"Jack Wilshere does raise an interesting philosophical point" is a sentence that we had never anticipated would feature in this column, and given our reluctance to do so, we'll opt for a slightly different introduction by pointing out the following: Jack Wilshere has come out with comments yesterday which were at best dangerously ignorant and at worst dog-whistle racism.
"England for the English" is of course a phrase in England associated with various far-right groups in the country's fairly recent history, also with strong links to football via hooliganism and racism at matches. It's therefore obviously stupid to sail so close to the phrase. Wilshere, it should not be forgotten, also took to Twitter on St. George's Day two years ago to tweet the following:
"Through thick and thin until I die my ENGLISH PRIDE stands so high......happy st Georges day.
My ENGLISH pride I will not hide. The ENGLISH race I wont disgrace. My ENGLISH blood flows hot and true and ENGLISH people I’ll stand by you."
Now, obviously, 1000 internets to everybody who can defend the use of the phrase "English race", let alone posting a cringeworthy poem that wouldn't look out of place as a tattoo at an EDL demo. But any criticism of Wilshere's comments must sadly be negated by the terrible idiocy in the responses to them.
Firstly, we shouldn't lose sight of the fact that England's bid to snare Adnan Januzaj was one of the most pathetic moves in football history - using players by residence is common, but asking them to reject all other advances for five years and remain in the country for that time so that the rule can be exploited is another thing altogether.
Really though, in the age of Mo Farah, many English commentators have lost sight of how the rule usually works, and for what reasons. Applying for citizenship in England or most other European countries carries one obvious advantage: an EU passport. Since Januzaj was born in Belgium, this is not a concern for him and he thus has basically no advantage to becoming a citizen of the United Kingdom.

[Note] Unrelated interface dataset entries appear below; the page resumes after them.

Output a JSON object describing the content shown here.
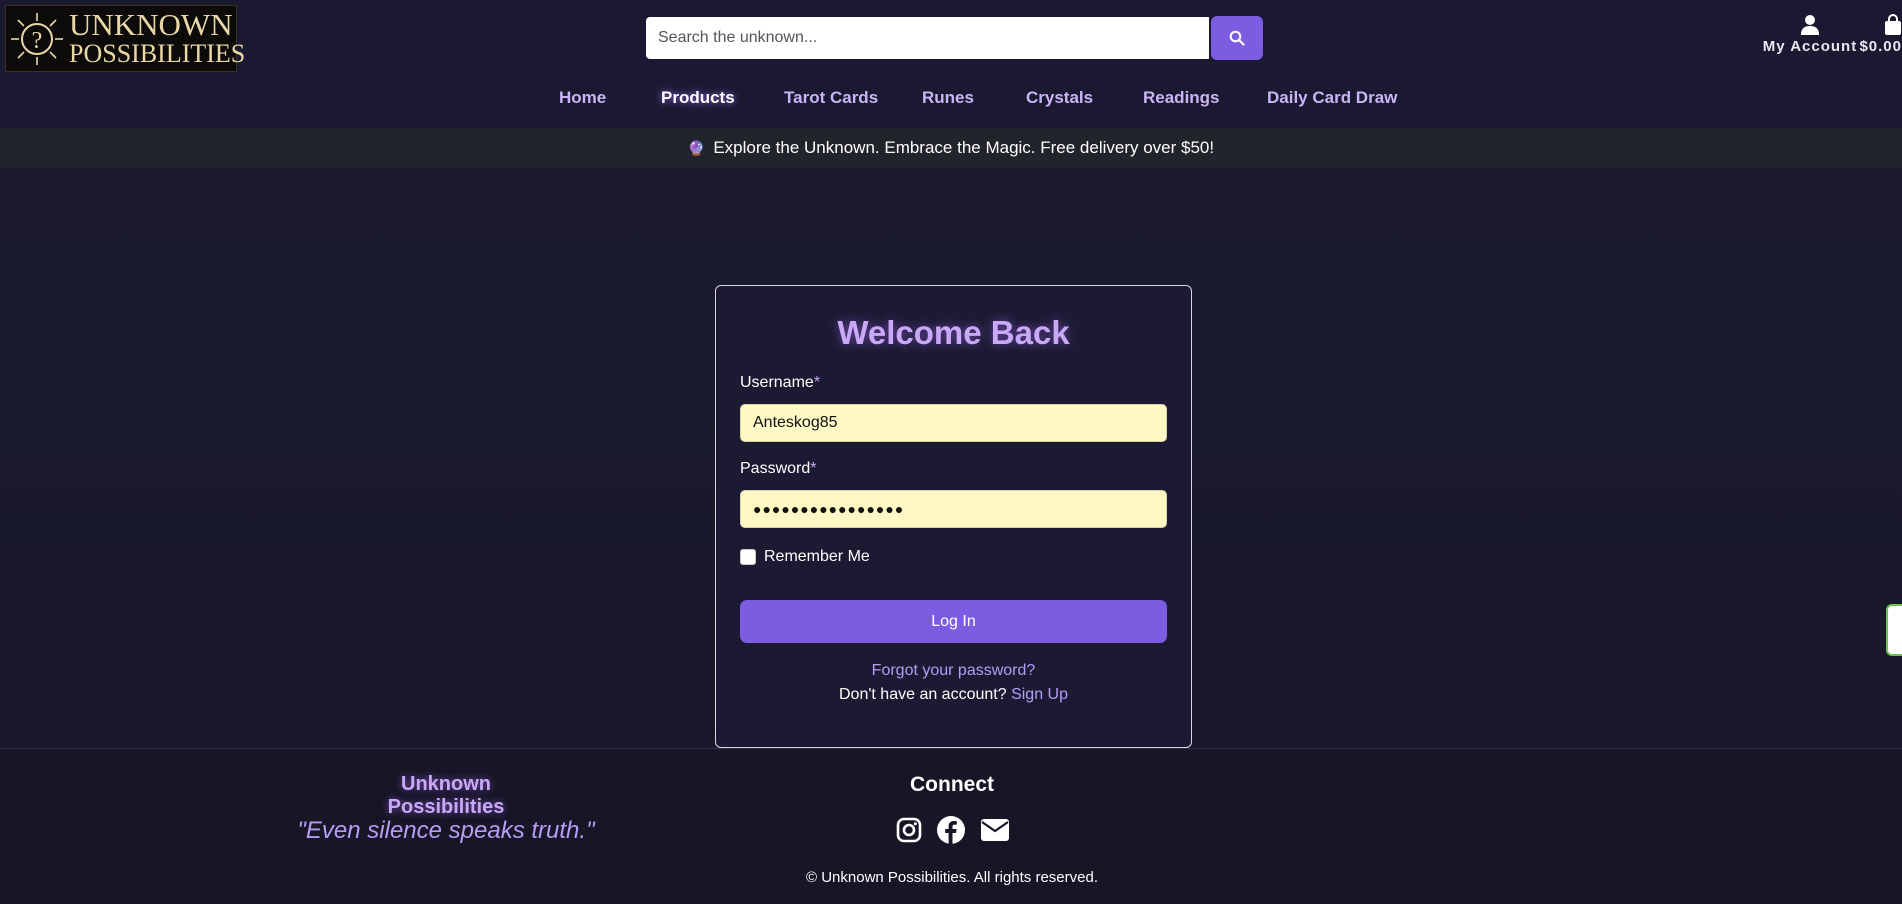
{
  "header": {
    "logo_line1": "UNKNOWN",
    "logo_line2": "POSSIBILITIES",
    "search": {
      "placeholder": "Search the unknown..."
    },
    "account_label": "My Account",
    "cart_total": "$0.00"
  },
  "nav": {
    "items": [
      {
        "label": "Home",
        "active": false
      },
      {
        "label": "Products",
        "active": true
      },
      {
        "label": "Tarot Cards",
        "active": false
      },
      {
        "label": "Runes",
        "active": false
      },
      {
        "label": "Crystals",
        "active": false
      },
      {
        "label": "Readings",
        "active": false
      },
      {
        "label": "Daily Card Draw",
        "active": false
      }
    ]
  },
  "banner": {
    "emoji": "🔮",
    "text": "Explore the Unknown. Embrace the Magic. Free delivery over $50!"
  },
  "login": {
    "title": "Welcome Back",
    "username_label": "Username",
    "username_value": "Anteskog85",
    "password_label": "Password",
    "password_value": "●●●●●●●●●●●●●●●●",
    "required_marker": "*",
    "remember_label": "Remember Me",
    "remember_checked": false,
    "submit_label": "Log In",
    "forgot_label": "Forgot your password?",
    "signup_prompt": "Don't have an account?",
    "signup_label": "Sign Up"
  },
  "footer": {
    "brand": "Unknown Possibilities",
    "quote": "\"Even silence speaks truth.\"",
    "connect_heading": "Connect",
    "social_icons": [
      "instagram-icon",
      "facebook-icon",
      "envelope-icon"
    ],
    "copyright": "© Unknown Possibilities. All rights reserved."
  },
  "colors": {
    "accent": "#7c5ce0",
    "heading_purple": "#c9a9f7",
    "background": "#1a1a2e",
    "input_fill": "#fdf8c4"
  }
}
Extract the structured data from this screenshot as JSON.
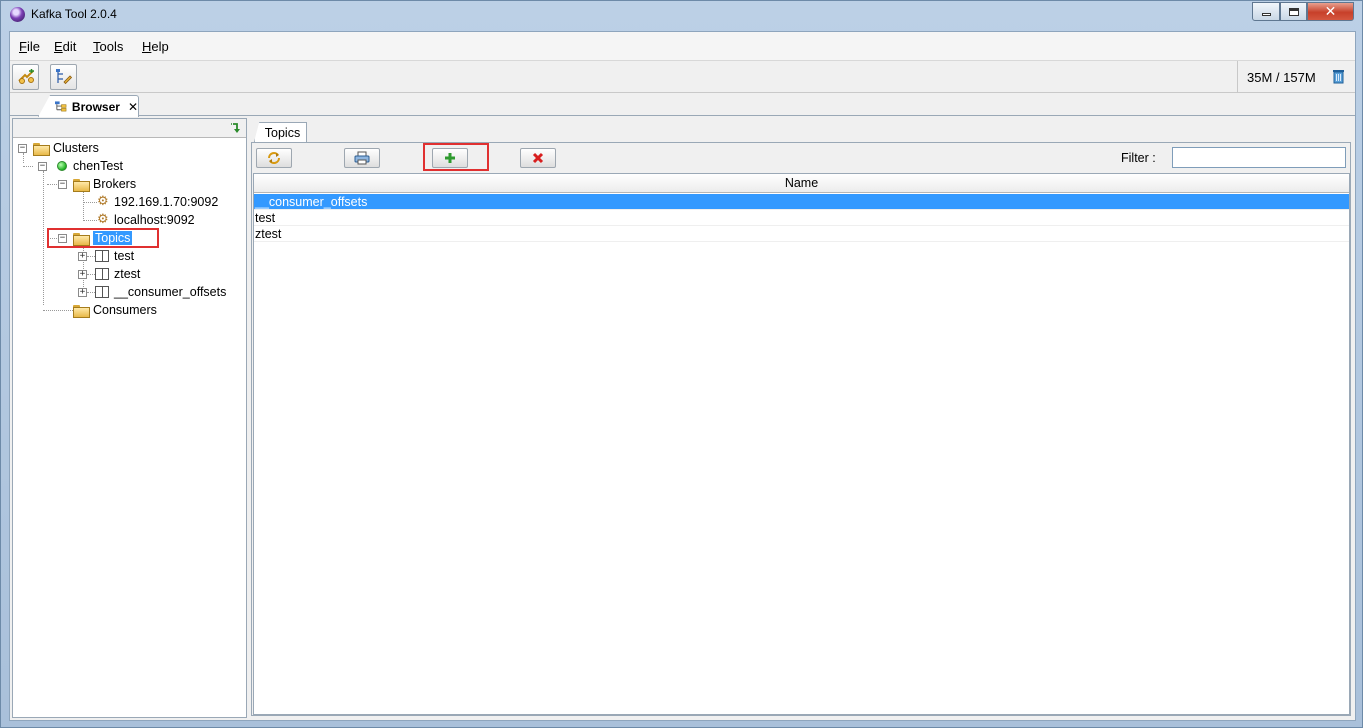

Plenty of people come out saying Vive to France and Forza to Italy after acquiring their citizenship, although in Britain the national debate seems to assume the point that one would only ever do so for the UK because they had an innate adoration of Britain and the British way of life (probably the only country in the world who could make jingoistic exceptionalism out of an inferiority complex.)
Making myths about this sort of thing often ends up highly destructive in the end. France's World Cup-winning side had Zinedine Zidane as its talisman, who was a hero to some Algerians resident in France but left many others cold, choosing to play for France over Algeria despite being born just ten years after the brutal Algerian War of Independence. Many in France were quick to herald the team as a multi-racial ideal - ten years later, the failings of the national team were being blamed on too many immigrant players, with the French FA bringing in quotas to reduce the number of dual-passport holders in academies.
Of course, that doesn't suggest the multi-racial idea was wrong, but it's deluded and dangerous to try and second-guess the reason that people gain citizenship for other countries. Particularly in football, where "France Under-21s International" will get more interest when agents hawk their clients to prospective clubs than "Senegal Under-21s International." But when things start to go badly, newer models and ideals get turned on, and the 'too many immigrants' retort has been aired in several countries in Europe in recent years.
England, after all, is a country currently struggling with such a crisis as people desperately look for ways of fixing the team's problems. It's notable that Wilshere chose to make his comments at a time when some sort of radical change is desperately being sought for the national side. And when assimilation is decided as the ultimate ideal, then other groups in the team get turned on very quickly.
For the present, and for the foreseeable future, Belgium have a superior national team to that of England. That leaves Januzaj with absolutely no reason to choose to play for England, and the likelihood of it is so slim that it was never worth talking about in the first place. But out of nothing, Wilshere has launched a debate that nobody asked for. He's certainly pushed the boundaries of acceptable opinion, but in what direction? Well....